◆ Problem ◆
Report back each line of the data that contains the word "扩展参数".

..............................

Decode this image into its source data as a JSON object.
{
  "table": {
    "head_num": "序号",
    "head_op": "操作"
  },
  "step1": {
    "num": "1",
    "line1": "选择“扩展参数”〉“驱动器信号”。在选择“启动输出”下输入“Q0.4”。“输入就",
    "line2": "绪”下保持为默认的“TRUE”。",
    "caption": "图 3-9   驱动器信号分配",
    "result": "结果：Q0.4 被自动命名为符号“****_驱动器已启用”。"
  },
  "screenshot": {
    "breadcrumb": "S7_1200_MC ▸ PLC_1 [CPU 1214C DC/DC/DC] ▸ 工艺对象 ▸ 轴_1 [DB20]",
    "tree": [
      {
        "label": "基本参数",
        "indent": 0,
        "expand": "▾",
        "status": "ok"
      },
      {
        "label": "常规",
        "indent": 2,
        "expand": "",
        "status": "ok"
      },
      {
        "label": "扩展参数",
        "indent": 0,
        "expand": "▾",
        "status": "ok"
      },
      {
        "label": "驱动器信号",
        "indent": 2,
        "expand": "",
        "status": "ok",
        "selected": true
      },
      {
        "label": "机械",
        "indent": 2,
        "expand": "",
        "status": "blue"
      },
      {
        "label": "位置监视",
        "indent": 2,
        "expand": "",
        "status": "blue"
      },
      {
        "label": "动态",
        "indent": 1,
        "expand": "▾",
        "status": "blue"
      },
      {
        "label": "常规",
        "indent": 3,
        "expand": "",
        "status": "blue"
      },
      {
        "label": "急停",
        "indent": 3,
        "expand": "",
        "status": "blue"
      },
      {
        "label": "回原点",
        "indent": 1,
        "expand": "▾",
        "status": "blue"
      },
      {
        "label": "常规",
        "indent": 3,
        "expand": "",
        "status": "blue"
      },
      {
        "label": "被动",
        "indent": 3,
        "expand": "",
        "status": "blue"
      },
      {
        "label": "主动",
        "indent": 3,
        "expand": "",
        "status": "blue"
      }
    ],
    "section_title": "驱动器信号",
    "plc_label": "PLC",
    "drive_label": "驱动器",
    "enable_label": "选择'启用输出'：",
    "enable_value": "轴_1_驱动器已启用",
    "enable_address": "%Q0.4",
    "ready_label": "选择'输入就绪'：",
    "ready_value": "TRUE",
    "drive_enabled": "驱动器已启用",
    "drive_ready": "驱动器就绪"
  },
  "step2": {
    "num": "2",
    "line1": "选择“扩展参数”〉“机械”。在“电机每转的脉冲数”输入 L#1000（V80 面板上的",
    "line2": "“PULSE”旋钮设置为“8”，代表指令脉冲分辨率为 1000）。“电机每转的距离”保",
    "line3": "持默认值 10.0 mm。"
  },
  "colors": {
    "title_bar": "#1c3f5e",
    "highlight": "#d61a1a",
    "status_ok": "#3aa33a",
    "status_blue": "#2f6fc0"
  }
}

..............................

◆ Solution to this problem ◆
    "line1": "选择“扩展参数”〉“驱动器信号”。在选择“启动输出”下输入“Q0.4”。“输入就",
        "label": "扩展参数",
    "line1": "选择“扩展参数”〉“机械”。在“电机每转的脉冲数”输入 L#1000（V80 面板上的",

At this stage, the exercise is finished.